Buffon has become so synonymous with Juventus that it is easy to forget that he nearly left the Old Lady on two separate occasions. His career in Turin began brilliantly, Juventus winning Serie A in Buffon’s first two seasons and reaching the 2003 Champions League final under Marcelo Lippi, but things went downhill almost as soon as Lippi left to become Italy coach in summer 2004. Juventus disappointed in Europe under his successor Fabio Capello, and Buffon suffered a string of injuries that caused him to miss over half of the 2005/06 campaign.
Just weeks after Juventus secured the 2006 league title, however, Italian football was rocked by the Calciopoli scandal: linked with match-fixing, Juventus were stripped of their two most recent scudetti and relegated to Serie B. It was presumed that Buffon, along with fellow world-class talents Patrick Vieira, David Trezeguet and Fabio Cannavaro, would immediately head for the exit.
As it happens, the club’s demotion was exactly what kept Buffon in Turin. The goalkeeper had previously been considering a move to Milan on the grounds of wanting a new challenge, and Buffon later admitted that he would probably have accepted the Rossoneri’s offer if the authorities had not punished Juve with relegation and unwittingly given Buffon the opportunity to try something different without changing clubs.
In 2011, five years on, Roma hoped to take advantage of Buffon’s disillusionment with a perceived lack of ambition at Juventus after the Old Lady had recorded back-to-back seventh-place finishes. Buffon has since revealed that he was again tempted by the potential transfer but, upon speaking to Antonio Conte, a former team-mate and Juve’s new manager, he elected to continue his journey in Turin. Another three league titles later, Buffon’s looks a sound decision.
500 up: a selection
- Iker Casillas, 692, Real Madrid, 1999–
- Packie Bonner, 642, Celtic, 1978–1998
- Oliver Kahn, 632, Bayern Munich, 1994–2008
- Bruce Grobbelaar, 628, Liverpool 1981–1994
- Sepp Maier, 623, Bayern Munich, 1962–1979
- David Seaman, 564, Arsenal, 1990–2003
- Alex Stepney, 539, Manchester United, 1966–1978
- Victor Valdes, 535, Barcelona, 2002–2014
- Peter McCloy, 535, Rangers, 1970–1986
Reaching the 500
Even for a goalkeeper, 500 games for a club as big as Juventus is a remarkable achievement.
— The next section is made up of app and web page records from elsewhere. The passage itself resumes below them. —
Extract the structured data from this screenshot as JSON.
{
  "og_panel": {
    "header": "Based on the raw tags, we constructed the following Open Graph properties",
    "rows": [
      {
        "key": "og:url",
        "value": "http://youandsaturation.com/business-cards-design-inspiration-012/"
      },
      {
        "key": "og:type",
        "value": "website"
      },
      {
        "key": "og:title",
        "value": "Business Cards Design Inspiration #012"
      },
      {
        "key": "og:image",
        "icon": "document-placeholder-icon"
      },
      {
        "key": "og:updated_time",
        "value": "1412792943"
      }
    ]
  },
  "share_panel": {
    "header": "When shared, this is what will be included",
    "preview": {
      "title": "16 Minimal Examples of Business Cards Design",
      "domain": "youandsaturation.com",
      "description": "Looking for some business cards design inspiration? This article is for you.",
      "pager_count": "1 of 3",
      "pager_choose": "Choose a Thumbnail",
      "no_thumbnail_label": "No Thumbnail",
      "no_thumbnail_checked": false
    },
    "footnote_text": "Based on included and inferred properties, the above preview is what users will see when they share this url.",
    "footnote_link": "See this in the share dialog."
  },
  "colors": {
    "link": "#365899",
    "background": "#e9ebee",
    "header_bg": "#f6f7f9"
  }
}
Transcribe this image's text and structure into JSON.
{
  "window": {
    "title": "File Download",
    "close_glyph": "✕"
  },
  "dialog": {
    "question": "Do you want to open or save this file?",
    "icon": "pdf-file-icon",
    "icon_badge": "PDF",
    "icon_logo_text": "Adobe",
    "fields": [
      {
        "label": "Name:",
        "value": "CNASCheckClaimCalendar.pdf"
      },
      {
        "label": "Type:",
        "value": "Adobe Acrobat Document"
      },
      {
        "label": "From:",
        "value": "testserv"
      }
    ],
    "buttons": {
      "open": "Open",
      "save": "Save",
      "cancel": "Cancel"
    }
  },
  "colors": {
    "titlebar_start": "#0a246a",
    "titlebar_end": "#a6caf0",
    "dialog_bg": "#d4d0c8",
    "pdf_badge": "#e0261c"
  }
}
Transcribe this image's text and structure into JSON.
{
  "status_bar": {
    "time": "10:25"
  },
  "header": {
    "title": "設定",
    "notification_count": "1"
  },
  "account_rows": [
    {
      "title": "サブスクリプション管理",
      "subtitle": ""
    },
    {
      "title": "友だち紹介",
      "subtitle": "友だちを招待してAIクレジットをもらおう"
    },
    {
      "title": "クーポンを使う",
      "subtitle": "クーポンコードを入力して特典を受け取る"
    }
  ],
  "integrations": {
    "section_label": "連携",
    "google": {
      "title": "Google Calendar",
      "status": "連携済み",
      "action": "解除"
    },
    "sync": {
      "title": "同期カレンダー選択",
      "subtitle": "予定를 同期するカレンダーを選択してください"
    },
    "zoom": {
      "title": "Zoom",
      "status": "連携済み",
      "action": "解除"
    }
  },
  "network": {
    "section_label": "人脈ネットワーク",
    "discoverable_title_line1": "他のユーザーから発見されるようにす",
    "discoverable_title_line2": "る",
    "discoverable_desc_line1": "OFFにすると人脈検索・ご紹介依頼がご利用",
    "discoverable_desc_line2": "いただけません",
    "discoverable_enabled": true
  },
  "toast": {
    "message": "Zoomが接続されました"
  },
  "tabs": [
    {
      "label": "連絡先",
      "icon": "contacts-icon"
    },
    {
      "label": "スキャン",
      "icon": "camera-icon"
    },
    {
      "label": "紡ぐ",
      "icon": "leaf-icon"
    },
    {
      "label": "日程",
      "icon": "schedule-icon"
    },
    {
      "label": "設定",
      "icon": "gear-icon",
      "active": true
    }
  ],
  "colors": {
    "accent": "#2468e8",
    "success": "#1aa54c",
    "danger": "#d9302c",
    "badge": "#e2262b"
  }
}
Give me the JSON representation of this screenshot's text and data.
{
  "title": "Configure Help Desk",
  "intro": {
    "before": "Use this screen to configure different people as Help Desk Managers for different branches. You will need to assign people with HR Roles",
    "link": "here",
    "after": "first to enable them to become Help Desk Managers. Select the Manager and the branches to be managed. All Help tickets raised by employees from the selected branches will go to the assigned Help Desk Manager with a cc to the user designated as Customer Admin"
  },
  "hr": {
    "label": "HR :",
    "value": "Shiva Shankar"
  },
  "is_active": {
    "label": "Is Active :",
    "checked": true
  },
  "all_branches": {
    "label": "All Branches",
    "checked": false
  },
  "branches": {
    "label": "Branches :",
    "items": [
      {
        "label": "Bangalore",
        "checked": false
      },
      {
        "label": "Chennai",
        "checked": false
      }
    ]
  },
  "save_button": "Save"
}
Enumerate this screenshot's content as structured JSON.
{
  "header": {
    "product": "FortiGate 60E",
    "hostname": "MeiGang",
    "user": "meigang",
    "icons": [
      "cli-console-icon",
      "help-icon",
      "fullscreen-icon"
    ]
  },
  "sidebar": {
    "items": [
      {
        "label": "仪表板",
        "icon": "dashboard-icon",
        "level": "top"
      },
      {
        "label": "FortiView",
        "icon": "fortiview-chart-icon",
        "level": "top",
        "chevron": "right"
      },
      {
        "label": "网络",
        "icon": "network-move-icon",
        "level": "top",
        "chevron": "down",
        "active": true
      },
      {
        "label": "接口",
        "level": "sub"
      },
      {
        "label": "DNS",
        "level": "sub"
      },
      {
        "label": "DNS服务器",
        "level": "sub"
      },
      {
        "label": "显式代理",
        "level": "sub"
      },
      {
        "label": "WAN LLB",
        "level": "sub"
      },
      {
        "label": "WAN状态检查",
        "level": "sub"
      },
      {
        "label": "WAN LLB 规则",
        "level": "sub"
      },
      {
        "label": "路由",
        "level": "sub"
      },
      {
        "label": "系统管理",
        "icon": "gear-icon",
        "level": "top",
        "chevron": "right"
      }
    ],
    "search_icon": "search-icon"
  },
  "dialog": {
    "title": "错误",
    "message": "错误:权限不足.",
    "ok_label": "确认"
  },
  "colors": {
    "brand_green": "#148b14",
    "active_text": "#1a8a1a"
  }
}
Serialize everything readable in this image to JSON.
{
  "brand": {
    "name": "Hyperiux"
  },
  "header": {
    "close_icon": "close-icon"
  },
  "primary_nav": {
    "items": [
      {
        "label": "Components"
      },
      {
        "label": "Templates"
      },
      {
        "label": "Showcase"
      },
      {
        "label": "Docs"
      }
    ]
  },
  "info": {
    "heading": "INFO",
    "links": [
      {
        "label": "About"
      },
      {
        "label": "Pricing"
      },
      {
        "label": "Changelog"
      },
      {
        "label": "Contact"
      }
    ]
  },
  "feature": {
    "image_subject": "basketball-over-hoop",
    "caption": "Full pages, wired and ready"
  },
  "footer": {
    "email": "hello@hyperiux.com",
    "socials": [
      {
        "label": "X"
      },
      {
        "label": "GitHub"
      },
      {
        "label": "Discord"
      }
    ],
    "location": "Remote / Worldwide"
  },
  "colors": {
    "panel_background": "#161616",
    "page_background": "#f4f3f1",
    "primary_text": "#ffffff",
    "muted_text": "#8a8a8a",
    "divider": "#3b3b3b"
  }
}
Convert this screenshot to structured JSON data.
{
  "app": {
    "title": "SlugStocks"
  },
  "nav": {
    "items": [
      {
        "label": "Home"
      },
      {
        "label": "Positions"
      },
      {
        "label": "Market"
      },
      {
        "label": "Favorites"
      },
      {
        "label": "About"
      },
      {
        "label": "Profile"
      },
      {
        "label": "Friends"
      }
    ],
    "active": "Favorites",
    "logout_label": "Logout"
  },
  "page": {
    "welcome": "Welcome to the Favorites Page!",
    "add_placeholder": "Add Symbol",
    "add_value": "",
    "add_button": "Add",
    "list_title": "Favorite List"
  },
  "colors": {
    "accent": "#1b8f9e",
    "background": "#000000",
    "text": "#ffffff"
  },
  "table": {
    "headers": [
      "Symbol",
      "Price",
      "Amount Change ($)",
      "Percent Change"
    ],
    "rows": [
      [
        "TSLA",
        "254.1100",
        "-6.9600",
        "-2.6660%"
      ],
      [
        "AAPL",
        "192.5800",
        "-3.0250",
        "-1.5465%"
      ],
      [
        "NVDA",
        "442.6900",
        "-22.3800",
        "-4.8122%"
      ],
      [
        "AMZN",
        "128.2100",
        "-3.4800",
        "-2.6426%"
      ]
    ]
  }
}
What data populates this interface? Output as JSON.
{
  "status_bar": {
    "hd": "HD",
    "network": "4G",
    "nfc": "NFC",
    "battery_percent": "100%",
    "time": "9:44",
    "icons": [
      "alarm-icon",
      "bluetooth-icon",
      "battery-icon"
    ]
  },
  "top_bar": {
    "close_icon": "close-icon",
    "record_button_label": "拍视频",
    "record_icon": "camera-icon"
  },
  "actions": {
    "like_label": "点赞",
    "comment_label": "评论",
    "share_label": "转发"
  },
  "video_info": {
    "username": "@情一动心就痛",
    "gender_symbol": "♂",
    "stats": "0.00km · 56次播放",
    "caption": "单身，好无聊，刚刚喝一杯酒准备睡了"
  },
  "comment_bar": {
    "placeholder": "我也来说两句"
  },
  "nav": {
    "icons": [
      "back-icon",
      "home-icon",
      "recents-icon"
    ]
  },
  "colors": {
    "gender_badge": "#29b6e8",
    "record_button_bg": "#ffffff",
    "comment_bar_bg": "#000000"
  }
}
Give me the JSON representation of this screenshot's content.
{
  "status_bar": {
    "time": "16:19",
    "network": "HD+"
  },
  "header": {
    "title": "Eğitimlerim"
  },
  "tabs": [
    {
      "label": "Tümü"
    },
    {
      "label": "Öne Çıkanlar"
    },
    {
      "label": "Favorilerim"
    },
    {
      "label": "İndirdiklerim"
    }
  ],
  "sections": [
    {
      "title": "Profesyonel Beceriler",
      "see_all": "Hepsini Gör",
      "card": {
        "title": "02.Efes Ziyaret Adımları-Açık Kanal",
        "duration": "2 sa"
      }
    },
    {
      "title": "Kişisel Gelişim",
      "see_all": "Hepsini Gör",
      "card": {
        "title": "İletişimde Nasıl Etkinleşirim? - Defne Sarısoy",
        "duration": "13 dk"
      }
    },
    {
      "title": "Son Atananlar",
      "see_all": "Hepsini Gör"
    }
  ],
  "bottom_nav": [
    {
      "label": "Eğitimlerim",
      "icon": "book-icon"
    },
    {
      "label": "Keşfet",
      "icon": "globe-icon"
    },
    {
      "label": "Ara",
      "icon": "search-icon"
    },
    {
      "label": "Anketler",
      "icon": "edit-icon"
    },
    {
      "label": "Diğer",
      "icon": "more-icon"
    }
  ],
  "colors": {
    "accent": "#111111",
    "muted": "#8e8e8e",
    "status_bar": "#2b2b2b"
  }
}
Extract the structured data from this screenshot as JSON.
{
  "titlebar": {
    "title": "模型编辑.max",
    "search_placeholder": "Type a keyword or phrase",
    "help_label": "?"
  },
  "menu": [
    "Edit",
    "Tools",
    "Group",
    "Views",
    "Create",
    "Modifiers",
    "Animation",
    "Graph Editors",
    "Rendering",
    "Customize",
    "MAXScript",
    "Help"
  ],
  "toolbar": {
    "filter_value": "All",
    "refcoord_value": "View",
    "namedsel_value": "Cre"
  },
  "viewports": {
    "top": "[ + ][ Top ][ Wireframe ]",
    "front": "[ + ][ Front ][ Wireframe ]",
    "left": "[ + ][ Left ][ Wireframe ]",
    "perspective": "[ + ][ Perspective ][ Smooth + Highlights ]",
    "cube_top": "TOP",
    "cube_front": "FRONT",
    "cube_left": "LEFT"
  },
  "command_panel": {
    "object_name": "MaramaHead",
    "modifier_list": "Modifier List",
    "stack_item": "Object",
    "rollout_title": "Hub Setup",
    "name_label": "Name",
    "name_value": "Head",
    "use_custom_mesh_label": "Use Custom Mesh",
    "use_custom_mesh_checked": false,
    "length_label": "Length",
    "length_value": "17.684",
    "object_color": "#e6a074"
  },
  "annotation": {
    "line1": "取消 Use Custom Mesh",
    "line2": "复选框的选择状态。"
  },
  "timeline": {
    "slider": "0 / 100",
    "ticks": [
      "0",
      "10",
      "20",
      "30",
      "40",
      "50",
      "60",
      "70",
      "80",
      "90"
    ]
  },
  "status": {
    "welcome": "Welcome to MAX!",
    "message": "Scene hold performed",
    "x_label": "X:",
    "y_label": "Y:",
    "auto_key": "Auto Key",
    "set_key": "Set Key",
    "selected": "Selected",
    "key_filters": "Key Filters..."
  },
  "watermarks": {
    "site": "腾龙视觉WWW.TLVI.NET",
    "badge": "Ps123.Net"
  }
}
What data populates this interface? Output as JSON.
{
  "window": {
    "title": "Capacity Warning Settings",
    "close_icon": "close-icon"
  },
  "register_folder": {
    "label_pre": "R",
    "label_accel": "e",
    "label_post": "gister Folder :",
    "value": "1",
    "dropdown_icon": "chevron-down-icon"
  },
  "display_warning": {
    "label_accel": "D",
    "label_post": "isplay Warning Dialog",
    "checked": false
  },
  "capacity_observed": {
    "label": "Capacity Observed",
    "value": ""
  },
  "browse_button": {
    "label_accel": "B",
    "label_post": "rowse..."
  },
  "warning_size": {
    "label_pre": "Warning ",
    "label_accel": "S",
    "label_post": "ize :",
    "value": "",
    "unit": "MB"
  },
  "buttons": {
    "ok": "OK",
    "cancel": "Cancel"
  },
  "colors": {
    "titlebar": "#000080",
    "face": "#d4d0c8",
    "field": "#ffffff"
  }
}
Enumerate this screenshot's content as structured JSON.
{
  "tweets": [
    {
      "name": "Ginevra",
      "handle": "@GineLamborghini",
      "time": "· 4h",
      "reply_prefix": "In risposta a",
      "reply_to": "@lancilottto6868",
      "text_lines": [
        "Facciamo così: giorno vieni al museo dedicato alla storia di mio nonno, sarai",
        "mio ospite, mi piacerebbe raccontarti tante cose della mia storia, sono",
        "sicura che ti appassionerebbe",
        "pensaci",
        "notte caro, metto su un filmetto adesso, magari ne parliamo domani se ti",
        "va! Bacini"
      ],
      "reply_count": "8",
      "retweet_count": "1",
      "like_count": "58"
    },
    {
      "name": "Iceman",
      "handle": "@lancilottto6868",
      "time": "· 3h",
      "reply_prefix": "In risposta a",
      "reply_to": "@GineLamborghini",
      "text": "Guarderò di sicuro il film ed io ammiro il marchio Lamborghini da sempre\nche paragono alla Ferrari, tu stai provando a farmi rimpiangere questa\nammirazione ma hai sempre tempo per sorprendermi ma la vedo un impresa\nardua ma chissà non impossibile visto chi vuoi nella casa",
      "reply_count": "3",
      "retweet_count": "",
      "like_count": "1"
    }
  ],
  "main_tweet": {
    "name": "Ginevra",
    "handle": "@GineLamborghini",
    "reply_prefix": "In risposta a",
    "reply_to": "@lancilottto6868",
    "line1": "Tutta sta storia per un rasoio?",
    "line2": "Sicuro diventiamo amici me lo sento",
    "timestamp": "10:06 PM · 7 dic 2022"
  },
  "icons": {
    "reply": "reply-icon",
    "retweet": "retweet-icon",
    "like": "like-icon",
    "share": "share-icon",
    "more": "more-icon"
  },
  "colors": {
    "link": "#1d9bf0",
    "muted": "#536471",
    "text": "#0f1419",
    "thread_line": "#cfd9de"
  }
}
Buffon remains some way behind Juventus’s record appearance-maker Alessandro Del Piero (705), but it would be a huge surprise if he does not go on to overtake Giuseppe Furino (528) and Gaetano Scirea (552) to rise to second in the list.
Further afield, Buffon’s 500 games at a top European club places him among an elite few: in the last 20 years, only Iker Casillas (692 for Real Madrid), Oliver Kahn (632 for Bayern Munich), David Seaman (564 for Arsenal) and Victor Valdes (535 for Barcelona) have amassed more appearances for a single outfit.
Buffon’s contract with the Bianconeri runs until the end of next season, and he has spoken recently of his desire to continue until 2018, when he hopes to captain Italy at the World Cup in Russia. If he were to do so, Buffon would become the first man to ever appear in six World Cup squads, as well as the second goalkeeper to captain Italy at football’s showpiece event at the age of 40. Dino Zoff, the first, lifted the Jules Rimet trophy as the Azzurri won the 1982 tournament in Spain, and Buffon would likely give his right arm to do the same in four years’ time.
Even with an amputation, the man they call Superman would still take some beating.